Billy Preston's Nightmare
"The gateway to Hell!" he screamed, still half-trapped in the nightmare. "I saw it in Dawson City. I was bringing in my furs and the whole town was being pulled in! And no one back home even knew I was there! No one would remember me!"
The darkness didn't respond. He began to breathe again.
"I know what the dream means," he thought to himself. "Ten years after I die, will anyone remember me? Hell, will anyone remember me even a year later? Did anything I've done make a difference?"
He concocted a plan. He would create art. It didn't have to be good, it just had to exist, and it had to catch someone's eye. And if he was lucky, maybe something noteworthy would happen to him. Maybe he'd be the first victim of a new plague. Maybe he'd find himself in the wrong place at the wrong time and accidentally become a hero. Or maybe he'd go mad at the end and become famous for the form of his insanity.
That would be the trigger, he thought. And then someone, some reporter or historian, would look into his past. And they would find the slapped-together art, and infuse it with meaning.
"Billy Preston's Nightmare (2013, image manipulation) was his first attempt to reconcile his obsession with popular culture with the slow dissolution of civil society as he saw it. In Nightmare the artist alters a photo of crumbling infrastructure by combining it with murky scarlet clouds reminiscent of the early computer game Doom (1993), a game he was known to enjoy during his "blue" period post-university studies..."

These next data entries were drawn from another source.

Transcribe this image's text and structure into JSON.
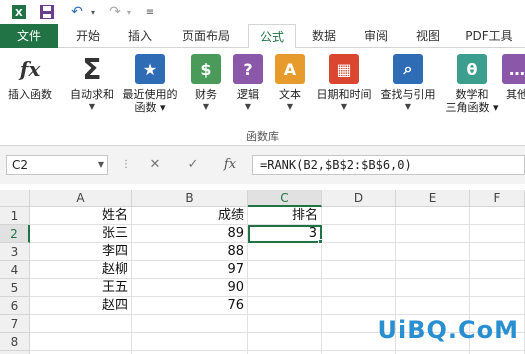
{
  "qat": {
    "save_icon": "save-icon",
    "undo_icon": "undo-icon",
    "redo_icon": "redo-icon"
  },
  "tabs": [
    "文件",
    "开始",
    "插入",
    "页面布局",
    "公式",
    "数据",
    "审阅",
    "视图",
    "PDF工具"
  ],
  "active_tab": "公式",
  "ribbon": {
    "buttons": [
      {
        "label": "插入函数",
        "icon": "fx-icon",
        "glyph": "fx",
        "color": "#ffffff",
        "fg": "#333333",
        "arrow": false
      },
      {
        "label": "自动求和",
        "icon": "sum-icon",
        "glyph": "Σ",
        "color": "#ffffff",
        "fg": "#333333",
        "arrow": true
      },
      {
        "label": "最近使用的\n函数",
        "icon": "star-icon",
        "glyph": "★",
        "color": "#2e6db5",
        "fg": "#ffffff",
        "arrow": true
      },
      {
        "label": "财务",
        "icon": "finance-icon",
        "glyph": "$",
        "color": "#4a9a5a",
        "fg": "#ffffff",
        "arrow": true
      },
      {
        "label": "逻辑",
        "icon": "logic-icon",
        "glyph": "?",
        "color": "#8b57a9",
        "fg": "#ffffff",
        "arrow": true
      },
      {
        "label": "文本",
        "icon": "text-icon",
        "glyph": "A",
        "color": "#e79b2c",
        "fg": "#ffffff",
        "arrow": true
      },
      {
        "label": "日期和时间",
        "icon": "calendar-icon",
        "glyph": "▦",
        "color": "#d9452f",
        "fg": "#ffffff",
        "arrow": true
      },
      {
        "label": "查找与引用",
        "icon": "lookup-icon",
        "glyph": "⌕",
        "color": "#2e6db5",
        "fg": "#ffffff",
        "arrow": true
      },
      {
        "label": "数学和\n三角函数",
        "icon": "math-icon",
        "glyph": "θ",
        "color": "#3c9e8c",
        "fg": "#ffffff",
        "arrow": true
      },
      {
        "label": "其他",
        "icon": "other-icon",
        "glyph": "…",
        "color": "#8b57a9",
        "fg": "#ffffff",
        "arrow": false
      }
    ],
    "group_label": "函数库"
  },
  "formula_bar": {
    "name_box": "C2",
    "cancel": "✕",
    "enter": "✓",
    "fx": "fx",
    "formula": "=RANK(B2,$B$2:$B$6,0)"
  },
  "grid": {
    "columns": [
      "A",
      "B",
      "C",
      "D",
      "E",
      "F"
    ],
    "selected_column": "C",
    "rows": [
      "1",
      "2",
      "3",
      "4",
      "5",
      "6",
      "7",
      "8",
      "9"
    ],
    "selected_row": "2",
    "cells": [
      [
        "姓名",
        "成绩",
        "排名"
      ],
      [
        "张三",
        "89",
        "3"
      ],
      [
        "李四",
        "88",
        ""
      ],
      [
        "赵柳",
        "97",
        ""
      ],
      [
        "王五",
        "90",
        ""
      ],
      [
        "赵四",
        "76",
        ""
      ]
    ]
  },
  "watermark": "UiBQ.CoM",
  "colors": {
    "accent": "#217346",
    "watermark": "#2a8fd0"
  }
}
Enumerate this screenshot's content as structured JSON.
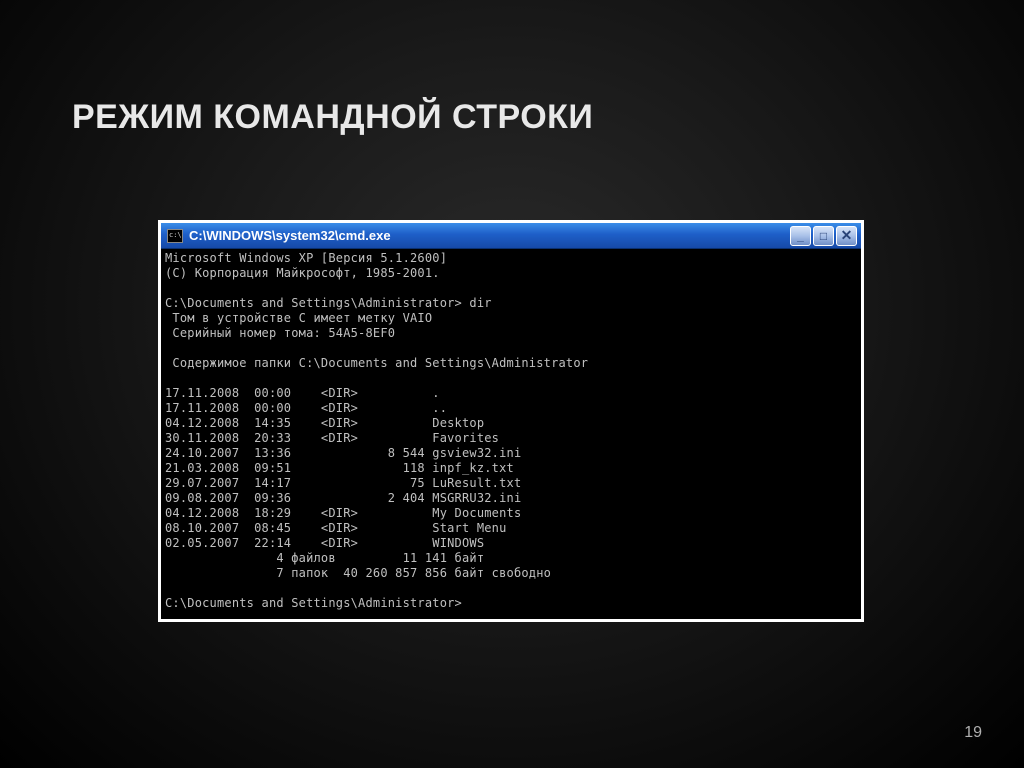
{
  "slide": {
    "title": "РЕЖИМ КОМАНДНОЙ СТРОКИ",
    "page_number": "19"
  },
  "window": {
    "title": "C:\\WINDOWS\\system32\\cmd.exe",
    "controls": {
      "min": "_",
      "max": "□",
      "close": "✕"
    }
  },
  "terminal": {
    "lines": [
      "Microsoft Windows XP [Версия 5.1.2600]",
      "(C) Корпорация Майкрософт, 1985-2001.",
      "",
      "C:\\Documents and Settings\\Administrator> dir",
      " Том в устройстве C имеет метку VAIO",
      " Серийный номер тома: 54A5-8EF0",
      "",
      " Содержимое папки C:\\Documents and Settings\\Administrator",
      "",
      "17.11.2008  00:00    <DIR>          .",
      "17.11.2008  00:00    <DIR>          ..",
      "04.12.2008  14:35    <DIR>          Desktop",
      "30.11.2008  20:33    <DIR>          Favorites",
      "24.10.2007  13:36             8 544 gsview32.ini",
      "21.03.2008  09:51               118 inpf_kz.txt",
      "29.07.2007  14:17                75 LuResult.txt",
      "09.08.2007  09:36             2 404 MSGRRU32.ini",
      "04.12.2008  18:29    <DIR>          My Documents",
      "08.10.2007  08:45    <DIR>          Start Menu",
      "02.05.2007  22:14    <DIR>          WINDOWS",
      "               4 файлов         11 141 байт",
      "               7 папок  40 260 857 856 байт свободно",
      "",
      "C:\\Documents and Settings\\Administrator>"
    ]
  }
}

They would never know that Billy Preston's Nightmare was just another lame attempt to complete a blog post when he couldn't think of a blessed worthwhile thing to write about.